Flags flew at half-mast across the city and the annual St Andrew's Day celebrations in the central George Square were cancelled. Throughout the day, a steady stream of people arrived to lay flowers on the pavement outside the Holiday Express hotel, a few yards down the street from the scene but as close as police would let them.
In a personal statement, the Queen added her condolences, saying that she was “saddened to learn of the dreadful helicopter crash”.
The names of the dead were understandably slow to emerge. But a clearly distressed John McGarrigle, 38, standing outside the Clutha, said he had been told by an eyewitness that his father, also John McGarrigle, 59, was sitting “right in the spot” where the helicopter hit.

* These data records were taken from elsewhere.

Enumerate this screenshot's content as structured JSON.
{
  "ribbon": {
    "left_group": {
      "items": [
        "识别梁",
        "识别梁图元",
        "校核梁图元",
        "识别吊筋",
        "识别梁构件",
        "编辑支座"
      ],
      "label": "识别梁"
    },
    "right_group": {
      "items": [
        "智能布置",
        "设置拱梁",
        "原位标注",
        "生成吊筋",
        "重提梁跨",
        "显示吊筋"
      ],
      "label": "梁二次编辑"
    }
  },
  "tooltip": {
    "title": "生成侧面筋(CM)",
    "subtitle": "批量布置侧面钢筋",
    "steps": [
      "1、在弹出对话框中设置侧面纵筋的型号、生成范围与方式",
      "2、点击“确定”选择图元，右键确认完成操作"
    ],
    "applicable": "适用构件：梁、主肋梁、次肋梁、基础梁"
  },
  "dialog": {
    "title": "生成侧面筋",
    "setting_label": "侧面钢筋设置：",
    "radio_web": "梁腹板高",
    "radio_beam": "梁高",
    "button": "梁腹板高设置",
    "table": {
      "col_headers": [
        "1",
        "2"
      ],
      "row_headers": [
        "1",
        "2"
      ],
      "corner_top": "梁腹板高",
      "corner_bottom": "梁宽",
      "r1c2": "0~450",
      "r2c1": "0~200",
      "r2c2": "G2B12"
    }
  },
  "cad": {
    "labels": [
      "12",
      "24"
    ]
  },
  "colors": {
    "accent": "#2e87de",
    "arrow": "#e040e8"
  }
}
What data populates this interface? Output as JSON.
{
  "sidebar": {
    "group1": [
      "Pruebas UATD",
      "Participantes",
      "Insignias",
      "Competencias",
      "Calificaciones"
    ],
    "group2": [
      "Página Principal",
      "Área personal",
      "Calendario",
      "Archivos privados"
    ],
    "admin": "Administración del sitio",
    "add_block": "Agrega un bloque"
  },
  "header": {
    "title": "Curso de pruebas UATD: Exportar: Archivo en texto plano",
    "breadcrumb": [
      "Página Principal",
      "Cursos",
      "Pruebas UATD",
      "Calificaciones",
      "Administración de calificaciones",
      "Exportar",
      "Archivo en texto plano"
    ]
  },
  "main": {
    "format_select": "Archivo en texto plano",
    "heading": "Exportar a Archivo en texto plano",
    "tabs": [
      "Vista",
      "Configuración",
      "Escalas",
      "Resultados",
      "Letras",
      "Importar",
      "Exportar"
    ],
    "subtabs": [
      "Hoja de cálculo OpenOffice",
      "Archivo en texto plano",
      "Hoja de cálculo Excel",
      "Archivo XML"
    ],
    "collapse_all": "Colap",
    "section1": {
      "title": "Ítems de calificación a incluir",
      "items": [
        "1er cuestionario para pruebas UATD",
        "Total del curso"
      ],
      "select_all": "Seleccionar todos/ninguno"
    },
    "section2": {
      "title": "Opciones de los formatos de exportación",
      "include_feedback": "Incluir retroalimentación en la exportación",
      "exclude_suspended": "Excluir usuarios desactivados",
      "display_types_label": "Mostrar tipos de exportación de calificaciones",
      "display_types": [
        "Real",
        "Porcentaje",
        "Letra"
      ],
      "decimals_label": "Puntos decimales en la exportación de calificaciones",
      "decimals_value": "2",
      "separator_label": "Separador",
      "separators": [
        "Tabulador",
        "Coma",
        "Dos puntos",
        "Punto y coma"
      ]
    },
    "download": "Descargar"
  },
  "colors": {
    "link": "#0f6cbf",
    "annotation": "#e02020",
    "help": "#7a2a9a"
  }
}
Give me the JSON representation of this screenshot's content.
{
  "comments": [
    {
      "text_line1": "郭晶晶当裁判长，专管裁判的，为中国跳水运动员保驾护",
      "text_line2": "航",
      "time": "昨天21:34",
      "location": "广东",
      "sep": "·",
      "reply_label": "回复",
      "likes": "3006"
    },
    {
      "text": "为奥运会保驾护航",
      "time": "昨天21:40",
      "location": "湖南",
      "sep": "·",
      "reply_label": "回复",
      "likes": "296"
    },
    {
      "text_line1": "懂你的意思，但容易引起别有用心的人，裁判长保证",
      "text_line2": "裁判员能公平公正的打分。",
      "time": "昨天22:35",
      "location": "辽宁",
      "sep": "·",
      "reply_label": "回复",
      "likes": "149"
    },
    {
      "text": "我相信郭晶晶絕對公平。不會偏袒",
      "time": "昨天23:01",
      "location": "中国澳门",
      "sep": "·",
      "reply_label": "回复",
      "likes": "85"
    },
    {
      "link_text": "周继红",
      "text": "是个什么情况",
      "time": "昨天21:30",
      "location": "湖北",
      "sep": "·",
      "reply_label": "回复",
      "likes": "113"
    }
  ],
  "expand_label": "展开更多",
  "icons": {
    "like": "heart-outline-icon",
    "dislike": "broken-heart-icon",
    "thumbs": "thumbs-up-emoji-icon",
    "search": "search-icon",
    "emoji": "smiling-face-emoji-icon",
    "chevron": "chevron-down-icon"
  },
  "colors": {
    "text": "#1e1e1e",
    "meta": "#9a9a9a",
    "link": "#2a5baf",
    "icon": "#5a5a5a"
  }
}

“The realisation, and just a deep instinct kicked in right away as soon as I heard there was an accident at Clutha. I just knew something bad had happened to him,” he told BBC News at the scene. “When I came round and seen where the position of the helicopter [was], that was when I knew, because he sat in that spot all the time, where the 'copter hit. I am still shaking. I could walk in there and pinpoint him myself in the rubble.”
Mr McGarrigle said he had checked every hospital with no sign of his father and planned to stand outside the Clutha until he saw that all the casualties were removed from the pub.
The Clutha – the name means “Clyde” in Gaelic – is a popular bar in the centre of Glasgow known as one of the city's best music venues. It was once a favourite venue for Billy Connolly when he was starting out as a comedian.
Ska band Esperanza's bass player and general manager, Jessica Combe, said yesterday that they were “waking up and realising that it is all definitely horribly real”.
“Despite the situation, everyone was so helpful and caring of each other,” she said in a statement. “The police, ambulances, firefighters all did a stellar job and continue to do so Today in extremely difficult conditions.”
A statement on the Clutha's Facebook page said that it had been “an event beyond comprehension and belief”. It read: “Our heartfelt sorrow to all of the families of those who perished.”
- Paul Kelbie and Ian Johnston, Independent.co.uk
Independent News Service